- The open container must be located within the vehicle’s living quarters or in an area exclusively designated for passengers;
- The open container should not be easily reachable by the driver.
Consider the Consequences Before You Drink
Before you even consider breaking the seal on that bottle of Apple Crown, it’s vital to recognize the potential legal consequences. Under the strict framework of Arkansas open container law, a violation can occur without taking a single sip or even catching a whiff of the alcohol’s aroma. While you might be tempted to seek a more lenient approach across the border in Mississippi, where drinking while driving is legally allowed, it’s essential to be mindful of the significantly higher rate of alcohol-related fatalities in that state.
If you or a loved one ever face legal issues related to open container violations, DWI, DUI, minor in possession, or public intoxication in the Fort Smith, Arkansas area, The Law Offices of David L. Powell stand ready to offer their expertise and support. You can reach out to them at 479-222-6773 to schedule a complimentary consultation. It’s worth noting that they are also licensed to practice in Oklahoma, providing comprehensive assistance in the region. Stay informed, make responsible choices, and prioritize safety on the road.
When it comes to violating Arkansas’s open container law, the repercussions can be significant. In such cases, the offense is classified as a Class C misdemeanor, which carries the potential for both legal and financial penalties. The maximum consequences include a jail term of up to 30 days and a hefty fine of $500. It’s crucial to recognize the gravity of these penalties, as they underscore the state’s commitment to maintaining safe roads and curbing alcohol-related incidents. Being informed about these potential consequences is essential for anyone navigating Arkansas’s open container regulations.
Arkansas takes a firm stance on open container regulations, enforcing strict prohibitions on the possession of alcohol within the reach of the driver or passengers. These laws are designed with a primary objective: to bolster road safety and mitigate the incidence of alcohol-related accidents.
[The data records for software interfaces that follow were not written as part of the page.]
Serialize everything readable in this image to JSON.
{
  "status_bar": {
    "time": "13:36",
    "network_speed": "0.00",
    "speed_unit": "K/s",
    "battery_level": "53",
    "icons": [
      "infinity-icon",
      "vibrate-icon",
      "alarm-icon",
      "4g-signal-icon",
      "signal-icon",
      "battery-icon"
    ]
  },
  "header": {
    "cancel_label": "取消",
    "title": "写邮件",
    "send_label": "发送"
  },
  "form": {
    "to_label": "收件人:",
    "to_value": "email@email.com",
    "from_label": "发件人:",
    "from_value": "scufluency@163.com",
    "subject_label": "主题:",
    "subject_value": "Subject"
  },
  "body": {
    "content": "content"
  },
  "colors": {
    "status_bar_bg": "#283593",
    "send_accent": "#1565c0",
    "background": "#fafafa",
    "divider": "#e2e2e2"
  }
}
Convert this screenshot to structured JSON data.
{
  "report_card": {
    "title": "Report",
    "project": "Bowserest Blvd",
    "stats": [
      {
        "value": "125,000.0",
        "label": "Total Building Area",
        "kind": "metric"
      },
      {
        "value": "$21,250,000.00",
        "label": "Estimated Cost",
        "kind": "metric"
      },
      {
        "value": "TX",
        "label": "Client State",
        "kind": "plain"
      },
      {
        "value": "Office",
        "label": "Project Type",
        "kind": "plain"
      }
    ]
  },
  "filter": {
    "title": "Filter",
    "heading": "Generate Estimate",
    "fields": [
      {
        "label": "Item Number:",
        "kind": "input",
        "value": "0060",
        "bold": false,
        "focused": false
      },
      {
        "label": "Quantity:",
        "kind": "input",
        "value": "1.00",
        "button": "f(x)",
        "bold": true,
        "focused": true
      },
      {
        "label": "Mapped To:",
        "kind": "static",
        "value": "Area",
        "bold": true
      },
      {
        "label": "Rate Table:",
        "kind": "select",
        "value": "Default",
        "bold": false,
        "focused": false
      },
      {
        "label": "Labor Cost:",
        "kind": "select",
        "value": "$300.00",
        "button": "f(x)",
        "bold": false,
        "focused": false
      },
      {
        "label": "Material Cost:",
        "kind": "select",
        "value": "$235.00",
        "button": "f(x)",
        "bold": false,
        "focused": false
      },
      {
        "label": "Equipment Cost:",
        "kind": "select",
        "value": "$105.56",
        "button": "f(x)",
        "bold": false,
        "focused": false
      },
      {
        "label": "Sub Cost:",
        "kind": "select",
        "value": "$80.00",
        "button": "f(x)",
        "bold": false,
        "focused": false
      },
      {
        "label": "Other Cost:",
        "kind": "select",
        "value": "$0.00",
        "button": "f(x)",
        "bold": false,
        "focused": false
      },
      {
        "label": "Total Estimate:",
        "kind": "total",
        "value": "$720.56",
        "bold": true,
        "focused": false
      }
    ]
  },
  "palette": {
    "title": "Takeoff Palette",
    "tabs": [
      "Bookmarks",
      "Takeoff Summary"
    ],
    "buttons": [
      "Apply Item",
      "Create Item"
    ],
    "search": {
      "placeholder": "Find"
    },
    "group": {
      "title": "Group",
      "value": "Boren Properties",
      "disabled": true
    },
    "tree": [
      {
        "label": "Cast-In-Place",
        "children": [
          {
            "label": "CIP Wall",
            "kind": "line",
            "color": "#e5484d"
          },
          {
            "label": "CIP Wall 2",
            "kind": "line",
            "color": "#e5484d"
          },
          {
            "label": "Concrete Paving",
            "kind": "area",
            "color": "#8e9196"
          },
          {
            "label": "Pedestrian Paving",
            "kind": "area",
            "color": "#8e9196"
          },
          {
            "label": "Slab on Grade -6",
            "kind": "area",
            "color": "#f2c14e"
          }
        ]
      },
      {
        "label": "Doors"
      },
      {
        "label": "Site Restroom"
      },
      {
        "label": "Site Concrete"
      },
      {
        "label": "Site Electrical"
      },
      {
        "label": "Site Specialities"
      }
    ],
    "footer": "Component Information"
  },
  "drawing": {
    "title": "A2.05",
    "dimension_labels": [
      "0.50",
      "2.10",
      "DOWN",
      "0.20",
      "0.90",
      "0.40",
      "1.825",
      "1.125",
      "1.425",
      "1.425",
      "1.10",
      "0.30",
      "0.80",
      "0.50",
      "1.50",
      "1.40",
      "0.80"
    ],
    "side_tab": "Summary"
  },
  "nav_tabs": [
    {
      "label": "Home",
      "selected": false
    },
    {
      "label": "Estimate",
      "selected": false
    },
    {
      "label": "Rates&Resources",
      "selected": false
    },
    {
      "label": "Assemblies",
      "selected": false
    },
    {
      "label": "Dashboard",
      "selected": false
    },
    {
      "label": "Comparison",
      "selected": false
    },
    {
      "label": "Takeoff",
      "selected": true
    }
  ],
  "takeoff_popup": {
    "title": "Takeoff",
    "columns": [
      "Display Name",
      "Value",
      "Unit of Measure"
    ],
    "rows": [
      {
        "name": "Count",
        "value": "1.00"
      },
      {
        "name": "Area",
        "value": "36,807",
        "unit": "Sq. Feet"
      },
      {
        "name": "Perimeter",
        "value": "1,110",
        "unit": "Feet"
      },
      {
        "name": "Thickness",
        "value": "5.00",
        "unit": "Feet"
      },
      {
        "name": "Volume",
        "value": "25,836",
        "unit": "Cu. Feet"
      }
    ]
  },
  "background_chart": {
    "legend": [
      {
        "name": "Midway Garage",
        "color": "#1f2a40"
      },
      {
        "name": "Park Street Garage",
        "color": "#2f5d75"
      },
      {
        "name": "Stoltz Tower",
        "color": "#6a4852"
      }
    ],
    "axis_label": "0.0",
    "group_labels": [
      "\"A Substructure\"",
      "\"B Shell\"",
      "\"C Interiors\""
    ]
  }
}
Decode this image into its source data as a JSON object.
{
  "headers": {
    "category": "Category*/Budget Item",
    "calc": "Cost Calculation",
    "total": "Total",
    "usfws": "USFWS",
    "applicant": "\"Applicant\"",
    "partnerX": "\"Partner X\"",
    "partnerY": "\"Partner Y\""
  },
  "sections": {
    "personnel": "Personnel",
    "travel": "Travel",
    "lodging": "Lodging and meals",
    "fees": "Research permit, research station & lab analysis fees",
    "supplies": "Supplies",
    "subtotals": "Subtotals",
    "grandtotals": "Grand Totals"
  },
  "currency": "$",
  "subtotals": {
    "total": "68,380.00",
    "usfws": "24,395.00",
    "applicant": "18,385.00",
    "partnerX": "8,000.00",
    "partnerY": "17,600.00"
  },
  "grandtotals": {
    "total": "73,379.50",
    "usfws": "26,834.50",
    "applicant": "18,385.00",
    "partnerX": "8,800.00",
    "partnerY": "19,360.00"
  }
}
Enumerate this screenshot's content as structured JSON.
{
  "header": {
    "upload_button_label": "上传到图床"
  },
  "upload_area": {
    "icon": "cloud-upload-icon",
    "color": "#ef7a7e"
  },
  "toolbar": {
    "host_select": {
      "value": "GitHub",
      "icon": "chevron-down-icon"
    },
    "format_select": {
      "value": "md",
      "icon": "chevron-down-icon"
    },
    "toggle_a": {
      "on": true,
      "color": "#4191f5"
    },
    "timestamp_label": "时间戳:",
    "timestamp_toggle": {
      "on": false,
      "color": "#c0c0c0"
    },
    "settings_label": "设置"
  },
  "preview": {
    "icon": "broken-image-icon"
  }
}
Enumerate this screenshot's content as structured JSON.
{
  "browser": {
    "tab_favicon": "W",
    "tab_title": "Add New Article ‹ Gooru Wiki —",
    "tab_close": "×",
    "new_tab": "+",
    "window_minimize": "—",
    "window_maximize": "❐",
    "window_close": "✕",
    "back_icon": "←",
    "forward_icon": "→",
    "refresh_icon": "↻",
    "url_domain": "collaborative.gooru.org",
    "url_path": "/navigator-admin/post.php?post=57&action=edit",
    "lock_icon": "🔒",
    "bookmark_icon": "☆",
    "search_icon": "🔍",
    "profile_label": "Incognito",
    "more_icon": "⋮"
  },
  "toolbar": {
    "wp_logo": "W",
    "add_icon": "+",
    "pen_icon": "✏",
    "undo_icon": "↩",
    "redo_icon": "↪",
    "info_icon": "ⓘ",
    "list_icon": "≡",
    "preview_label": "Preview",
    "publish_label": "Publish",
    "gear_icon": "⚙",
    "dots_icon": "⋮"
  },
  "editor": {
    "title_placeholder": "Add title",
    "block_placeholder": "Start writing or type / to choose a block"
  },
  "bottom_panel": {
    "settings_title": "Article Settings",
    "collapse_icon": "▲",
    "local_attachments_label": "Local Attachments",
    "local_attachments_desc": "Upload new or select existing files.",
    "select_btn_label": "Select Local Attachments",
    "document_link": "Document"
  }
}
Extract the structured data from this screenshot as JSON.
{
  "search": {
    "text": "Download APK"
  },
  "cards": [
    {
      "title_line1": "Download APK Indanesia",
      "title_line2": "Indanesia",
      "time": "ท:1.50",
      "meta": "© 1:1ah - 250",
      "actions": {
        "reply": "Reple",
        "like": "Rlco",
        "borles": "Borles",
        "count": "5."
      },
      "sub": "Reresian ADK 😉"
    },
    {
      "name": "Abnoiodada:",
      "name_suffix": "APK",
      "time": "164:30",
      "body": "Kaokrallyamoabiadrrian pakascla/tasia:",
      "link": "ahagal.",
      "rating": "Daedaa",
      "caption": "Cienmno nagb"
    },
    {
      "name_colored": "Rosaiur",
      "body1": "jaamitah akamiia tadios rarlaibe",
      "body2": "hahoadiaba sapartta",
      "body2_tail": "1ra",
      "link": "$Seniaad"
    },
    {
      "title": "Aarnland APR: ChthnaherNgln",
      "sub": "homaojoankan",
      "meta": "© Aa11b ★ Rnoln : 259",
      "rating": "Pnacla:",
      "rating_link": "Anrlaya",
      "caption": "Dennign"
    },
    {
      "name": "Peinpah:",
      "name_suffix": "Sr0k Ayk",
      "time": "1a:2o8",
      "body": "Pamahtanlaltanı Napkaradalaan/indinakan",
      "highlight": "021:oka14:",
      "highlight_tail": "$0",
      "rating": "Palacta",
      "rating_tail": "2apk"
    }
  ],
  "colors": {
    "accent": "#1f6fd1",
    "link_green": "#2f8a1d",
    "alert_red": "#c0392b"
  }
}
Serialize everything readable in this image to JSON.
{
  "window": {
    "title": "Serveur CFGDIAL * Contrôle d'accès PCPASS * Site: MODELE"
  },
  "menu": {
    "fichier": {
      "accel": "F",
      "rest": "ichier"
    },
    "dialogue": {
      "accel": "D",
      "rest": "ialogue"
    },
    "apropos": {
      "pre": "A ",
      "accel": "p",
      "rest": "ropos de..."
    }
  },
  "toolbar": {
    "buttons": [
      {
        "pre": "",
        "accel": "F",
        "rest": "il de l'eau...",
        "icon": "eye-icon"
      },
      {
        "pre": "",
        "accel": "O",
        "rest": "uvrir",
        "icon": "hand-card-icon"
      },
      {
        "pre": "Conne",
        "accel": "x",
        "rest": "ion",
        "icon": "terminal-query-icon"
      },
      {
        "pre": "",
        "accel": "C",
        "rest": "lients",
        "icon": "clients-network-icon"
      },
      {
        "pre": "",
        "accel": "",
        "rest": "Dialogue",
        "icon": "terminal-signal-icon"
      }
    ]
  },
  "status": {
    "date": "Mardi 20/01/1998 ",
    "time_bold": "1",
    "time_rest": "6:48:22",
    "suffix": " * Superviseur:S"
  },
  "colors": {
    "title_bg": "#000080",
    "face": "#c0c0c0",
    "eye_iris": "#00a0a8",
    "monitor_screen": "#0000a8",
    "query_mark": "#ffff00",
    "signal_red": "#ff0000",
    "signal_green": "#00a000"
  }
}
While the rules are stringent, it’s essential to understand that exceptions do exist, notably for specific scenarios like vehicles used for compensation and the living quarters of motorhomes.
In the event that you or a family member find yourselves entangled in legal issues pertaining to open container violations, DWI, DUI, minor in possession, or public intoxication in the Fort Smith, Arkansas area, The Law Offices of David L. Powell are a valuable resource. You can reach out to them at 479-222-6773 to secure a complimentary consultation. Remember, the choices you make regarding alcohol in a vehicle carry significant implications for both your safety and legal standing, emphasizing the importance of informed decision-making.